Dorothy Dunnett’s creation Francis Crawford of Lymond, the central figure in The Lymond Choronices, has been crowned the favourite character from a Scottish book in a Scottish Booktrust poll.
The character won 458 votes in a poll that saw 3,150 people from 28 countries voting as part of Book Week Scotland.
In second place was Irvine Welsh’s character Francis Begbie, who won 339 votes. Begbie is a violent sociopath first seen in the novel Trainspotting, who was played by Robert Carlyle in the film adaptation. Begbie soared into second position late on Wednesday, following a vow from author Irvine Welsh on Twitter that "If you vote for Begbie and he wins, my next book (after 2015 Juice Terry one) will be a Begbie one."
Shortly behind was Ian Rankin’s Detective Inspector John Rebus, who attracted 338 votes. The top five slots were filled by Arthur Conan Doyle’s Sherlock Holmes (300 votes) and Lewis Grassic Gibbon’s Chris Guthrie (282 votes).
Hermione Granger, the first of two J K Rowling characters to make the top ten, came in at number six with 286 votes, closely followed by Mairi Hedderwick’s Katie Morag (264 votes). Hedderwick said: "I'm delighted that Katie Morag is still a favourite book character. All of 33 years old, she is now treading the TV boards but her first home will always be on the page. Long Live Books!"
Muriel Spark’s creation Jean Brodie was the eight choice (257 votes) and rounding out the top ten were D C Thomson’s Oor Wullie and Rowling’s boy wizard Harry Potter, each gaining 223 votes apiece.
Marc Lambert, director of Scottish Book Trust, said: "It's great to be able to announce the top 10 favourite characters from a Scottish book – as voted for by the public – during Book Week Scotland, our national celebration of books and reading. Francis Crawford of Lymond may be an unknown name to many, but Dorothy Dunnett's enduring popularity, sustained over the years by her legions of devoted fans, is testament to the strength of writing talent that we enjoy in Scotland.”
He added: “Literature is one of the best ways of really inhabiting another person's thoughts, and is the reason why people have such strong feelings about their favourite character. It isn't always a traditionally 'nice' character who gets under people's skin either, as is proven by Begbie and Miss Jean Brodie's positions in the top ten."

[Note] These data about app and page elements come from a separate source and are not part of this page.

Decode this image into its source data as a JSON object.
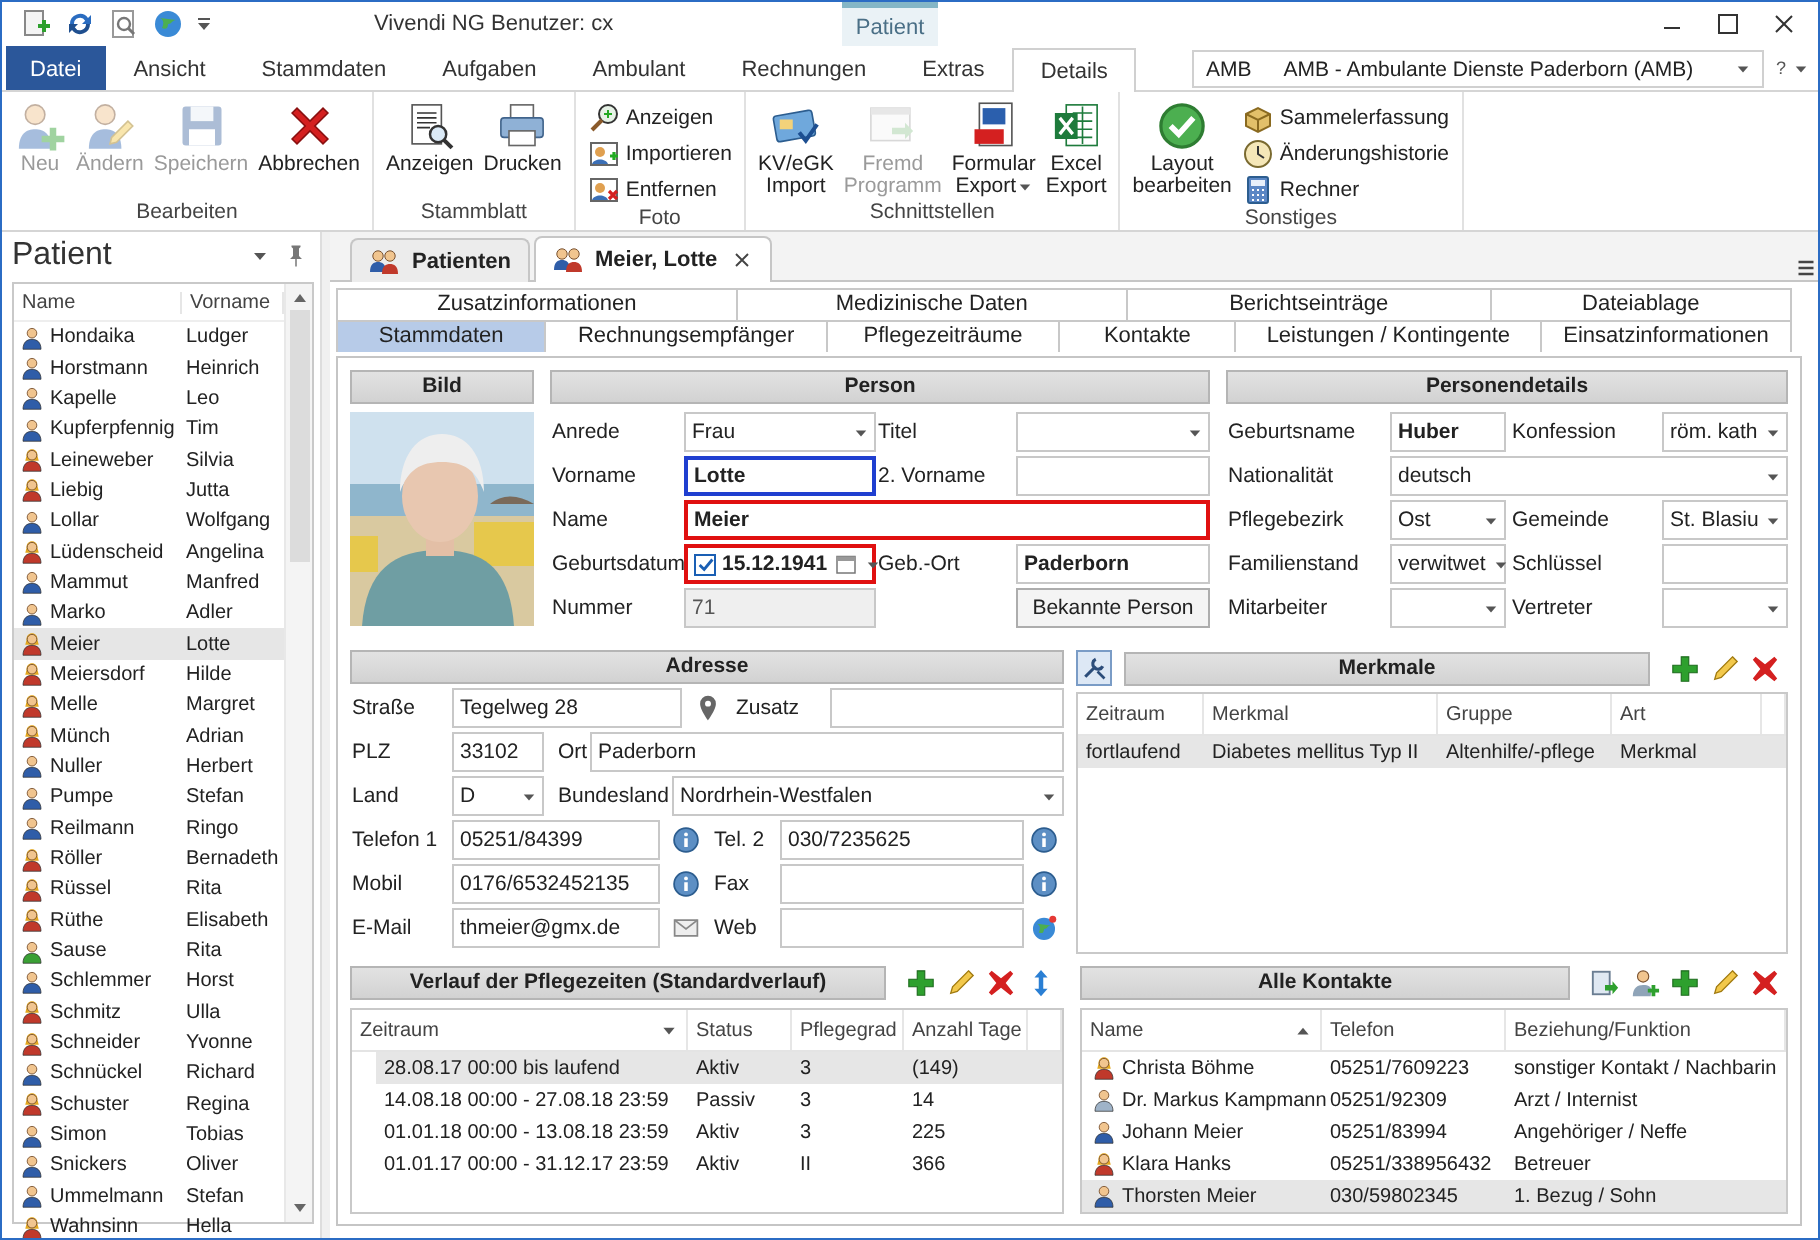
{
  "window": {
    "title": "Vivendi NG Benutzer: cx",
    "context_tab": "Patient"
  },
  "ribbon": {
    "tabs": [
      {
        "label": "Datei",
        "kind": "file",
        "selected": false
      },
      {
        "label": "Ansicht",
        "kind": "tab",
        "selected": false
      },
      {
        "label": "Stammdaten",
        "kind": "tab",
        "selected": false
      },
      {
        "label": "Aufgaben",
        "kind": "tab",
        "selected": false
      },
      {
        "label": "Ambulant",
        "kind": "tab",
        "selected": false
      },
      {
        "label": "Rechnungen",
        "kind": "tab",
        "selected": false
      },
      {
        "label": "Extras",
        "kind": "tab",
        "selected": false
      },
      {
        "label": "Details",
        "kind": "tab",
        "selected": true
      }
    ],
    "company": {
      "code": "AMB",
      "name": "AMB - Ambulante Dienste Paderborn (AMB)"
    },
    "help": "?",
    "groups": [
      {
        "label": "Bearbeiten",
        "buttons": [
          {
            "label": "Neu",
            "kind": "large",
            "disabled": true
          },
          {
            "label": "Ändern",
            "kind": "large",
            "disabled": true
          },
          {
            "label": "Speichern",
            "kind": "large",
            "disabled": true
          },
          {
            "label": "Abbrechen",
            "kind": "large",
            "disabled": false
          }
        ]
      },
      {
        "label": "Stammblatt",
        "buttons": [
          {
            "label": "Anzeigen",
            "kind": "large",
            "disabled": false
          },
          {
            "label": "Drucken",
            "kind": "large",
            "disabled": false
          }
        ]
      },
      {
        "label": "Foto",
        "buttons": [
          {
            "label": "Anzeigen",
            "kind": "small",
            "disabled": false
          },
          {
            "label": "Importieren",
            "kind": "small",
            "disabled": false
          },
          {
            "label": "Entfernen",
            "kind": "small",
            "disabled": false
          }
        ]
      },
      {
        "label": "Schnittstellen",
        "buttons": [
          {
            "label": "KV/eGK Import",
            "kind": "large",
            "disabled": false
          },
          {
            "label": "Fremd Programm",
            "kind": "large",
            "disabled": true
          },
          {
            "label": "Formular Export",
            "kind": "large",
            "disabled": false,
            "menu": true
          },
          {
            "label": "Excel Export",
            "kind": "large",
            "disabled": false
          }
        ]
      },
      {
        "label": "Sonstiges",
        "buttons": [
          {
            "label": "Layout bearbeiten",
            "kind": "large",
            "disabled": false
          },
          {
            "label": "Sammelerfassung",
            "kind": "small",
            "disabled": false
          },
          {
            "label": "Änderungshistorie",
            "kind": "small",
            "disabled": false
          },
          {
            "label": "Rechner",
            "kind": "small",
            "disabled": false
          }
        ]
      }
    ]
  },
  "sidebar": {
    "title": "Patient",
    "columns": [
      "Name",
      "Vorname"
    ],
    "rows": [
      {
        "name": "Hondaika",
        "first": "Ludger",
        "kind": "male",
        "selected": false
      },
      {
        "name": "Horstmann",
        "first": "Heinrich",
        "kind": "male",
        "selected": false
      },
      {
        "name": "Kapelle",
        "first": "Leo",
        "kind": "male",
        "selected": false
      },
      {
        "name": "Kupferpfennig",
        "first": "Tim",
        "kind": "male",
        "selected": false
      },
      {
        "name": "Leineweber",
        "first": "Silvia",
        "kind": "female",
        "selected": false
      },
      {
        "name": "Liebig",
        "first": "Jutta",
        "kind": "female",
        "selected": false
      },
      {
        "name": "Lollar",
        "first": "Wolfgang",
        "kind": "male",
        "selected": false
      },
      {
        "name": "Lüdenscheid",
        "first": "Angelina",
        "kind": "female",
        "selected": false
      },
      {
        "name": "Mammut",
        "first": "Manfred",
        "kind": "male",
        "selected": false
      },
      {
        "name": "Marko",
        "first": "Adler",
        "kind": "male",
        "selected": false
      },
      {
        "name": "Meier",
        "first": "Lotte",
        "kind": "female",
        "selected": true
      },
      {
        "name": "Meiersdorf",
        "first": "Hilde",
        "kind": "female",
        "selected": false
      },
      {
        "name": "Melle",
        "first": "Margret",
        "kind": "female",
        "selected": false
      },
      {
        "name": "Münch",
        "first": "Adrian",
        "kind": "female",
        "selected": false
      },
      {
        "name": "Nuller",
        "first": "Herbert",
        "kind": "male",
        "selected": false
      },
      {
        "name": "Pumpe",
        "first": "Stefan",
        "kind": "male",
        "selected": false
      },
      {
        "name": "Reilmann",
        "first": "Ringo",
        "kind": "male",
        "selected": false
      },
      {
        "name": "Röller",
        "first": "Bernadeth",
        "kind": "female",
        "selected": false
      },
      {
        "name": "Rüssel",
        "first": "Rita",
        "kind": "female",
        "selected": false
      },
      {
        "name": "Rüthe",
        "first": "Elisabeth",
        "kind": "female",
        "selected": false
      },
      {
        "name": "Sause",
        "first": "Rita",
        "kind": "staff",
        "selected": false
      },
      {
        "name": "Schlemmer",
        "first": "Horst",
        "kind": "male",
        "selected": false
      },
      {
        "name": "Schmitz",
        "first": "Ulla",
        "kind": "female",
        "selected": false
      },
      {
        "name": "Schneider",
        "first": "Yvonne",
        "kind": "female",
        "selected": false
      },
      {
        "name": "Schnückel",
        "first": "Richard",
        "kind": "male",
        "selected": false
      },
      {
        "name": "Schuster",
        "first": "Regina",
        "kind": "female",
        "selected": false
      },
      {
        "name": "Simon",
        "first": "Tobias",
        "kind": "male",
        "selected": false
      },
      {
        "name": "Snickers",
        "first": "Oliver",
        "kind": "male",
        "selected": false
      },
      {
        "name": "Ummelmann",
        "first": "Stefan",
        "kind": "male",
        "selected": false
      },
      {
        "name": "Wahnsinn",
        "first": "Hella",
        "kind": "female",
        "selected": false
      }
    ]
  },
  "documents": {
    "tabs": [
      {
        "label": "Patienten",
        "selected": false
      },
      {
        "label": "Meier, Lotte",
        "selected": true
      }
    ]
  },
  "stammdaten": {
    "tabs": [
      [
        {
          "label": "Zusatzinformationen",
          "selected": false
        },
        {
          "label": "Medizinische Daten",
          "selected": false
        },
        {
          "label": "Berichtseinträge",
          "selected": false
        },
        {
          "label": "Dateiablage",
          "selected": false
        }
      ],
      [
        {
          "label": "Stammdaten",
          "selected": true
        },
        {
          "label": "Rechnungsempfänger",
          "selected": false
        },
        {
          "label": "Pflegezeiträume",
          "selected": false
        },
        {
          "label": "Kontakte",
          "selected": false
        },
        {
          "label": "Leistungen / Kontingente",
          "selected": false
        },
        {
          "label": "Einsatzinformationen",
          "selected": false
        }
      ]
    ],
    "photo_title": "Bild",
    "person": {
      "title": "Person",
      "rows": [
        [
          {
            "label": "Anrede",
            "value": "Frau",
            "kind": "combo",
            "focused": false,
            "invalid": false,
            "required": false
          },
          {
            "label": "Titel",
            "kind": "combo",
            "focused": false,
            "invalid": false
          }
        ],
        [
          {
            "label": "Vorname",
            "value": "Lotte",
            "kind": "text",
            "focused": true,
            "invalid": false,
            "required": true
          },
          {
            "label": "2. Vorname",
            "kind": "text",
            "focused": false,
            "invalid": false
          }
        ],
        [
          {
            "label": "Name",
            "value": "Meier",
            "kind": "text",
            "focused": false,
            "invalid": true,
            "required": true
          }
        ],
        [
          {
            "label": "Geburtsdatum",
            "value": "15.12.1941",
            "kind": "date",
            "checked": true,
            "focused": false,
            "invalid": true,
            "required": true
          },
          {
            "label": "Geb.-Ort",
            "value": "Paderborn",
            "kind": "text",
            "focused": false,
            "invalid": false,
            "required": true
          }
        ],
        [
          {
            "label": "Nummer",
            "value": "71",
            "kind": "readonly"
          },
          {
            "label": "Bekannte Person",
            "kind": "button"
          }
        ]
      ]
    },
    "details": {
      "title": "Personendetails",
      "rows": [
        [
          {
            "label": "Geburtsname",
            "value": "Huber",
            "kind": "text",
            "required": true
          },
          {
            "label": "Konfession",
            "value": "röm. kath",
            "kind": "combo",
            "required": false
          }
        ],
        [
          {
            "label": "Nationalität",
            "value": "deutsch",
            "kind": "combo",
            "required": false
          }
        ],
        [
          {
            "label": "Pflegebezirk",
            "value": "Ost",
            "kind": "combo",
            "required": false
          },
          {
            "label": "Gemeinde",
            "value": "St. Blasiu",
            "kind": "combo",
            "required": false
          }
        ],
        [
          {
            "label": "Familienstand",
            "value": "verwitwet",
            "kind": "combo",
            "required": false
          },
          {
            "label": "Schlüssel",
            "kind": "text"
          }
        ],
        [
          {
            "label": "Mitarbeiter",
            "kind": "combo"
          },
          {
            "label": "Vertreter",
            "kind": "combo"
          }
        ]
      ]
    },
    "address": {
      "title": "Adresse",
      "rows": [
        [
          {
            "label": "Straße",
            "value": "Tegelweg 28",
            "kind": "text"
          },
          {
            "label": "Zusatz",
            "kind": "text"
          }
        ],
        [
          {
            "label": "PLZ",
            "value": "33102",
            "kind": "text"
          },
          {
            "label": "Ort",
            "value": "Paderborn",
            "kind": "text"
          }
        ],
        [
          {
            "label": "Land",
            "value": "D",
            "kind": "combo"
          },
          {
            "label": "Bundesland",
            "value": "Nordrhein-Westfalen",
            "kind": "combo"
          }
        ],
        [
          {
            "label": "Telefon 1",
            "value": "05251/84399",
            "kind": "text"
          },
          {
            "label": "Tel. 2",
            "value": "030/7235625",
            "kind": "text"
          }
        ],
        [
          {
            "label": "Mobil",
            "value": "0176/6532452135",
            "kind": "text"
          },
          {
            "label": "Fax",
            "kind": "text"
          }
        ],
        [
          {
            "label": "E-Mail",
            "value": "thmeier@gmx.de",
            "kind": "text"
          },
          {
            "label": "Web",
            "kind": "text"
          }
        ]
      ]
    },
    "features": {
      "title": "Merkmale",
      "columns": [
        {
          "label": "Zeitraum"
        },
        {
          "label": "Merkmal"
        },
        {
          "label": "Gruppe"
        },
        {
          "label": "Art"
        }
      ],
      "rows": [
        {
          "cells": [
            "fortlaufend",
            "Diabetes mellitus Typ II",
            "Altenhilfe/-pflege",
            "Merkmal"
          ],
          "selected": true
        }
      ]
    },
    "care_history": {
      "title": "Verlauf der Pflegezeiten (Standardverlauf)",
      "columns": [
        {
          "label": "Zeitraum",
          "sorted": true,
          "ascending": false
        },
        {
          "label": "Status",
          "sorted": false
        },
        {
          "label": "Pflegegrad",
          "sorted": false
        },
        {
          "label": "Anzahl Tage",
          "sorted": false
        }
      ],
      "rows": [
        {
          "cells": [
            "28.08.17 00:00 bis laufend",
            "Aktiv",
            "3",
            "(149)"
          ],
          "selected": true
        },
        {
          "cells": [
            "14.08.18 00:00 - 27.08.18 23:59",
            "Passiv",
            "3",
            "14"
          ],
          "selected": false
        },
        {
          "cells": [
            "01.01.18 00:00 - 13.08.18 23:59",
            "Aktiv",
            "3",
            "225"
          ],
          "selected": false
        },
        {
          "cells": [
            "01.01.17 00:00 - 31.12.17 23:59",
            "Aktiv",
            "II",
            "366"
          ],
          "selected": false
        }
      ]
    },
    "contacts": {
      "title": "Alle Kontakte",
      "columns": [
        {
          "label": "Name",
          "sorted": true,
          "ascending": true
        },
        {
          "label": "Telefon",
          "sorted": false
        },
        {
          "label": "Beziehung/Funktion",
          "sorted": false
        }
      ],
      "rows": [
        {
          "kind": "female",
          "cells": [
            "Christa Böhme",
            "05251/7609223",
            "sonstiger Kontakt / Nachbarin"
          ],
          "selected": false
        },
        {
          "kind": "doctor",
          "cells": [
            "Dr. Markus Kampmann",
            "05251/92309",
            "Arzt / Internist"
          ],
          "selected": false
        },
        {
          "kind": "male",
          "cells": [
            "Johann Meier",
            "05251/83994",
            "Angehöriger / Neffe"
          ],
          "selected": false
        },
        {
          "kind": "female",
          "cells": [
            "Klara Hanks",
            "05251/338956432",
            "Betreuer"
          ],
          "selected": false
        },
        {
          "kind": "male",
          "cells": [
            "Thorsten Meier",
            "030/59802345",
            "1. Bezug / Sohn"
          ],
          "selected": true
        }
      ]
    }
  }
}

Book lovers from around the globe got involved, with votes coming in from 28 different countries including Argentina, Singapore and Qatar.
The majority of the votes came from the United Kingdom, followed by: the United States; Canada; Germany; Australia; Ireland; South Africa; France; Spain; and Italy.
Voters also had the option to nominate another character if their favourite character was not on the shortlist, and the most popular wildcard vote went to Jocky Scott, a character from the cult comedy novel The Tartan Special One by Dundee-born Barry Phillips. His fans, who launched a campaign for Jocky to win the competition, boosted the character to 14th position in the poll.